Exercise brief: All the data beneath this line is to be reproduced exactly.

Available data:
· · ·

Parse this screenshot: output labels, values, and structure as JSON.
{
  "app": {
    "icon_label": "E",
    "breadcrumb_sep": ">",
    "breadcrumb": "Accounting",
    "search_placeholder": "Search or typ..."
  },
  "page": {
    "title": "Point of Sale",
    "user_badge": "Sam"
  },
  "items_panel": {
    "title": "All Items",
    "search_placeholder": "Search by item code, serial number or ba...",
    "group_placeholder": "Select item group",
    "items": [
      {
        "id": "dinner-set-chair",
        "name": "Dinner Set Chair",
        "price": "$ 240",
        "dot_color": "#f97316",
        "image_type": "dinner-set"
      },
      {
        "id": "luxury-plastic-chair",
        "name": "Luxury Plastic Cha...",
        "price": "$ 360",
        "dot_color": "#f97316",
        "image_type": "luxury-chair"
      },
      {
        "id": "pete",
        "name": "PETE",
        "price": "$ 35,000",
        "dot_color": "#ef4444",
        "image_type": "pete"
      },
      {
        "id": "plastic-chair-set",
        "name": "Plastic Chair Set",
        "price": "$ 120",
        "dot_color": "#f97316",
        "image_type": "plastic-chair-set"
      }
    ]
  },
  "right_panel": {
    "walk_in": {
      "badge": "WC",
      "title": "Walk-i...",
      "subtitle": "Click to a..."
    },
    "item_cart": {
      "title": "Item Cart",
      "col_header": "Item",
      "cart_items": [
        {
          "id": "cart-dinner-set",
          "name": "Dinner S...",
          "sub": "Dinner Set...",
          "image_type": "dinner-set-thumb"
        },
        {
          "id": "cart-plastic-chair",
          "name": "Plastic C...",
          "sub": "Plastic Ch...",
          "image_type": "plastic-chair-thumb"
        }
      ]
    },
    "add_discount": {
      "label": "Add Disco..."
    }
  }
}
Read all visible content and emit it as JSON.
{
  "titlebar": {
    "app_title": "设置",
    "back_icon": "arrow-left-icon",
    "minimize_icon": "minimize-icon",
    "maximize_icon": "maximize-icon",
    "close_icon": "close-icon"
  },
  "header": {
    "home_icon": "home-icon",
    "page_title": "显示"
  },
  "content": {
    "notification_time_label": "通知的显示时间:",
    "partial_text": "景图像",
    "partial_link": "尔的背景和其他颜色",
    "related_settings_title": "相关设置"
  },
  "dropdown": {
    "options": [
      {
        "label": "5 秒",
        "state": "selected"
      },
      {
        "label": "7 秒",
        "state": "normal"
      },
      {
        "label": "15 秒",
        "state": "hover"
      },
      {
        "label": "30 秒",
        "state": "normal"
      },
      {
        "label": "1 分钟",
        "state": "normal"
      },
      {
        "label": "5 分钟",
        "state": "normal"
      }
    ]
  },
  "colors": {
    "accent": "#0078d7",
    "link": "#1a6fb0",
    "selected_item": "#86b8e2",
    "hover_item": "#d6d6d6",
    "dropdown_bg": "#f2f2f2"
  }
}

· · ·

Result of this exercise:
Parse this screenshot: output labels, values, and structure as JSON.
{
  "app": {
    "icon_label": "E",
    "breadcrumb_sep": ">",
    "breadcrumb": "Accounting",
    "search_placeholder": "Search or typ..."
  },
  "page": {
    "title": "Point of Sale",
    "user_badge": "Sam"
  },
  "items_panel": {
    "title": "All Items",
    "search_placeholder": "Search by item code, serial number or ba...",
    "group_placeholder": "Select item group",
    "items": [
      {
        "id": "dinner-set-chair",
        "name": "Dinner Set Chair",
        "price": "$ 240",
        "dot_color": "#f97316",
        "image_type": "dinner-set"
      },
      {
        "id": "luxury-plastic-chair",
        "name": "Luxury Plastic Cha...",
        "price": "$ 360",
        "dot_color": "#f97316",
        "image_type": "luxury-chair"
      },
      {
        "id": "pete",
        "name": "PETE",
        "price": "$ 35,000",
        "dot_color": "#ef4444",
        "image_type": "pete"
      },
      {
        "id": "plastic-chair-set",
        "name": "Plastic Chair Set",
        "price": "$ 120",
        "dot_color": "#f97316",
        "image_type": "plastic-chair-set"
      }
    ]
  },
  "right_panel": {
    "walk_in": {
      "badge": "WC",
      "title": "Walk-i...",
      "subtitle": "Click to a..."
    },
    "item_cart": {
      "title": "Item Cart",
      "col_header": "Item",
      "cart_items": [
        {
          "id": "cart-dinner-set",
          "name": "Dinner S...",
          "sub": "Dinner Set...",
          "image_type": "dinner-set-thumb"
        },
        {
          "id": "cart-plastic-chair",
          "name": "Plastic C...",
          "sub": "Plastic Ch...",
          "image_type": "plastic-chair-thumb"
        }
      ]
    },
    "add_discount": {
      "label": "Add Disco..."
    }
  }
}
Read all visible content and emit it as JSON.
{
  "titlebar": {
    "app_title": "设置",
    "back_icon": "arrow-left-icon",
    "minimize_icon": "minimize-icon",
    "maximize_icon": "maximize-icon",
    "close_icon": "close-icon"
  },
  "header": {
    "home_icon": "home-icon",
    "page_title": "显示"
  },
  "content": {
    "notification_time_label": "通知的显示时间:",
    "partial_text": "景图像",
    "partial_link": "尔的背景和其他颜色",
    "related_settings_title": "相关设置"
  },
  "dropdown": {
    "options": [
      {
        "label": "5 秒",
        "state": "selected"
      },
      {
        "label": "7 秒",
        "state": "normal"
      },
      {
        "label": "15 秒",
        "state": "hover"
      },
      {
        "label": "30 秒",
        "state": "normal"
      },
      {
        "label": "1 分钟",
        "state": "normal"
      },
      {
        "label": "5 分钟",
        "state": "normal"
      }
    ]
  },
  "colors": {
    "accent": "#0078d7",
    "link": "#1a6fb0",
    "selected_item": "#86b8e2",
    "hover_item": "#d6d6d6",
    "dropdown_bg": "#f2f2f2"
  }
}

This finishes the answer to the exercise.